Entries from a dataset of interfaces:
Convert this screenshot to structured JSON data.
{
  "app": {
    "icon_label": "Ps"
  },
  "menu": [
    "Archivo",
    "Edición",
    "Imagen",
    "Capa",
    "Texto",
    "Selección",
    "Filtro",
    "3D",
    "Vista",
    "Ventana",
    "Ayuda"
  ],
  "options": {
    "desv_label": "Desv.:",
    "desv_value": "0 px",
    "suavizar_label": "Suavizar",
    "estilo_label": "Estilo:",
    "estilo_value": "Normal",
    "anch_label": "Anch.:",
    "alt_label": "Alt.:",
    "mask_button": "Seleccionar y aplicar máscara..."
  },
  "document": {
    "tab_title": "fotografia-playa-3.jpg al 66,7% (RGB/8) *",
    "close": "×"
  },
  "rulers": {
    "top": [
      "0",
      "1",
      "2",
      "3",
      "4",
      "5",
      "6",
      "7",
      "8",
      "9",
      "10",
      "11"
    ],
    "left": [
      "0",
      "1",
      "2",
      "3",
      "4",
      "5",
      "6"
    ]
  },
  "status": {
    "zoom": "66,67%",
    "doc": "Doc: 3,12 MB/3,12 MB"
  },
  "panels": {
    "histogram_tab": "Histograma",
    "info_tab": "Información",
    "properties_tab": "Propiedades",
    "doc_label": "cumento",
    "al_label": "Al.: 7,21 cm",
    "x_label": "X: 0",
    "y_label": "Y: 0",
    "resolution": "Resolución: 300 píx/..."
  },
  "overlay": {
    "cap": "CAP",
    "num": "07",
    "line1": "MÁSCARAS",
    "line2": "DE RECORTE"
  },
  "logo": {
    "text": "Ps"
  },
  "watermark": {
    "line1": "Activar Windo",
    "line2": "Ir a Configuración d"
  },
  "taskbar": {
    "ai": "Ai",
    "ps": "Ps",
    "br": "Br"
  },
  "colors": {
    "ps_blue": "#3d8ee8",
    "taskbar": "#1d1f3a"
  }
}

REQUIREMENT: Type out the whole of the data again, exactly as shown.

ANSWER BOX:
Convert this screenshot to structured JSON data.
{
  "app": {
    "icon_label": "Ps"
  },
  "menu": [
    "Archivo",
    "Edición",
    "Imagen",
    "Capa",
    "Texto",
    "Selección",
    "Filtro",
    "3D",
    "Vista",
    "Ventana",
    "Ayuda"
  ],
  "options": {
    "desv_label": "Desv.:",
    "desv_value": "0 px",
    "suavizar_label": "Suavizar",
    "estilo_label": "Estilo:",
    "estilo_value": "Normal",
    "anch_label": "Anch.:",
    "alt_label": "Alt.:",
    "mask_button": "Seleccionar y aplicar máscara..."
  },
  "document": {
    "tab_title": "fotografia-playa-3.jpg al 66,7% (RGB/8) *",
    "close": "×"
  },
  "rulers": {
    "top": [
      "0",
      "1",
      "2",
      "3",
      "4",
      "5",
      "6",
      "7",
      "8",
      "9",
      "10",
      "11"
    ],
    "left": [
      "0",
      "1",
      "2",
      "3",
      "4",
      "5",
      "6"
    ]
  },
  "status": {
    "zoom": "66,67%",
    "doc": "Doc: 3,12 MB/3,12 MB"
  },
  "panels": {
    "histogram_tab": "Histograma",
    "info_tab": "Información",
    "properties_tab": "Propiedades",
    "doc_label": "cumento",
    "al_label": "Al.: 7,21 cm",
    "x_label": "X: 0",
    "y_label": "Y: 0",
    "resolution": "Resolución: 300 píx/..."
  },
  "overlay": {
    "cap": "CAP",
    "num": "07",
    "line1": "MÁSCARAS",
    "line2": "DE RECORTE"
  },
  "logo": {
    "text": "Ps"
  },
  "watermark": {
    "line1": "Activar Windo",
    "line2": "Ir a Configuración d"
  },
  "taskbar": {
    "ai": "Ai",
    "ps": "Ps",
    "br": "Br"
  },
  "colors": {
    "ps_blue": "#3d8ee8",
    "taskbar": "#1d1f3a"
  }
}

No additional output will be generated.